  12. I be 63 in April 2017 but do not plan to retire until after my FRA, around Dec so I would be 66 and 8 months, & get an average of 5 years of pension that is calculated using the last 5 years that I work. It would be silly for me to leave in the middle of the year and only get 4.5 years. I am also a widow since age 48. My husband never got to retire, he was 59.5 yrs old when he passed away. I have studied the SS and figure that I should take my pension at the end of Dec when I am at FRA, will I also be able to get survivor money and be able to use his SS until I turn 70 yrs old, putting mine on hold? When I turn 70 switch to my social security benefits?

    • Hi Maria, thank you for using our blog to contact us. Here is more information to consider, when making the decision on “when to apply for Social Security benefits”. First, if you are the widow of a person who worked long enough under Social Security, you can receive reduced benefits as early as age 60 (age 50 if disabled). In many cases, a widow can begin receiving one benefit at a reduced rate and then, at full retirement age, switch to the other benefit at an unreduced rate. Also, if you qualify for benefits as a Survivor, your full retirement age may be different. You can still work and receive some or all of your Social Security benefits. Visit our Retirement Planner: Getting Benefits While Working, and read our publication: How Work Affects Your Benefits for more information. Please bear in mind that the decision on when to apply for benefits is a personal one. We can only provide you with the information to help you make the best choice according to your own situation. If you have specific questions, please call our toll free number at 1-800-772-1213, Monday through Friday, between 7 a.m. and 7 p.m. and speak with one of our representatives. We hope this information helps!

  13. I believe that the retirement age was pushed up so no one would get the pay. At 70 you won’t live long enough to enjoy retirement 62 should be the age to retire with full benefits. I believe that it is so hard on the seniors today so they have a hard time making ends meet. If someone pays in for so many years why can they not have their money? I think the whole thing is just a mess. The people that never pay into anything receive more and faster makes no sence to me. I understand disability if that person is really disabled but I see so many that are able to work somewhere and get paid.

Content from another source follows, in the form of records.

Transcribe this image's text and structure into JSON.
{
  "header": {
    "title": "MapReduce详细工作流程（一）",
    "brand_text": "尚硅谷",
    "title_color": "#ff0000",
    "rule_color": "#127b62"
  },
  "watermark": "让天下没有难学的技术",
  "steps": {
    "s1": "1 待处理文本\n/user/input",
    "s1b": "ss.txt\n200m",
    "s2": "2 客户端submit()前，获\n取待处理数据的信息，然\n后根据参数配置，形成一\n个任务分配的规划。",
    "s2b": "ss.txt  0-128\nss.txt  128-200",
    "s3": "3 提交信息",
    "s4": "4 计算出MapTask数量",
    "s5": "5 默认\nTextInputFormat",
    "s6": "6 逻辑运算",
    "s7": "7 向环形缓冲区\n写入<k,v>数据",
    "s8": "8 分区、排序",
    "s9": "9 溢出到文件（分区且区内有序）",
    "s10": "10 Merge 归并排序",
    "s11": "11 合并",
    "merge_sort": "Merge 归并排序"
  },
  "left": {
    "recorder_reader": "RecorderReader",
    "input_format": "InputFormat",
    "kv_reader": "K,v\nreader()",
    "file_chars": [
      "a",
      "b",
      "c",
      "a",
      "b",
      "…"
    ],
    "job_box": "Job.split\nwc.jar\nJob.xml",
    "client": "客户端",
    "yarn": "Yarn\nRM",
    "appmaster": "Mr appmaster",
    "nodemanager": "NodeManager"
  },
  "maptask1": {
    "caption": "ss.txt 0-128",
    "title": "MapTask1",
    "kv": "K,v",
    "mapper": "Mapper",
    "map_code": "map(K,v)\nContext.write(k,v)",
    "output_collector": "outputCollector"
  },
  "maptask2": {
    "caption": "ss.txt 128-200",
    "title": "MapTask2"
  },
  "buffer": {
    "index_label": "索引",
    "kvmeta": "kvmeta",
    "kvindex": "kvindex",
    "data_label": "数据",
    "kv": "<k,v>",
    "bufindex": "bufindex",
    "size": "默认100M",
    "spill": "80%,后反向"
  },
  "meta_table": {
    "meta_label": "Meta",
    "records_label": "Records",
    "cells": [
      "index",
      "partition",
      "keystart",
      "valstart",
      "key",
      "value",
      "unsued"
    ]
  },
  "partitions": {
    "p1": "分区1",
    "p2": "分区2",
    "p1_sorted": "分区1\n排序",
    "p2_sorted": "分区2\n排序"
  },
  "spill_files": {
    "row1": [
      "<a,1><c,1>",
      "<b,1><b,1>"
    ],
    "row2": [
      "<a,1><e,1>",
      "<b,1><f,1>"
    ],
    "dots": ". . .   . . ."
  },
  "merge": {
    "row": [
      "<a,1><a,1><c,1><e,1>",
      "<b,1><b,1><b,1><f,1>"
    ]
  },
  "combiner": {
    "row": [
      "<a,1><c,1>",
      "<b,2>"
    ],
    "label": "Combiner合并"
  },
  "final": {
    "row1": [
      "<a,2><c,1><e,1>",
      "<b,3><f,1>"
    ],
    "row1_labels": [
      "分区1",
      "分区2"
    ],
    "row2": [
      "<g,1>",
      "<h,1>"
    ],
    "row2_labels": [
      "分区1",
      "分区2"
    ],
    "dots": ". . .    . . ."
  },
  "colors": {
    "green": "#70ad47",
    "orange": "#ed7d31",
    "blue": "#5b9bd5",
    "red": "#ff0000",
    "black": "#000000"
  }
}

  14. If you are still working at your FRA, can you collect your deceased spouses’ SS without any penalty and then switch to yours at age 70?

    • Thank you for your question Lee. In many cases, a widow can restrict the scope of their application and start receiving their survivor’s benefits, while delaying their own retirement benefit and earn delayed retirement credits. As a widow, if you are also eligible for retirement benefits (but haven’t applied yet), you may apply for retirement or survivors benefits now and switch to the other (higher) benefit at a later date. The rules can vary depending on the situation. We recommend that you contact your local office or call our toll-free number at 1-800-772-1213. Representatives are available Monday through Friday, between 7 a.m. and 7 p.m. Keep in mind that if you were born January 2, 1955, through January 1, 1956, then your full retirement age for retirement insurance benefits is 66 and 2 months. If you work, and are full retirement age or older, you may keep all of your benefits, no matter how much you earn.

    • Hi, if you get Social Security disability or retirement benefits and you marry, your benefit will stay the same. Click here to see how marriage may affect other benefits.

Leave a Reply - (comment policy)

Your email address will not be published. Required fields are marked *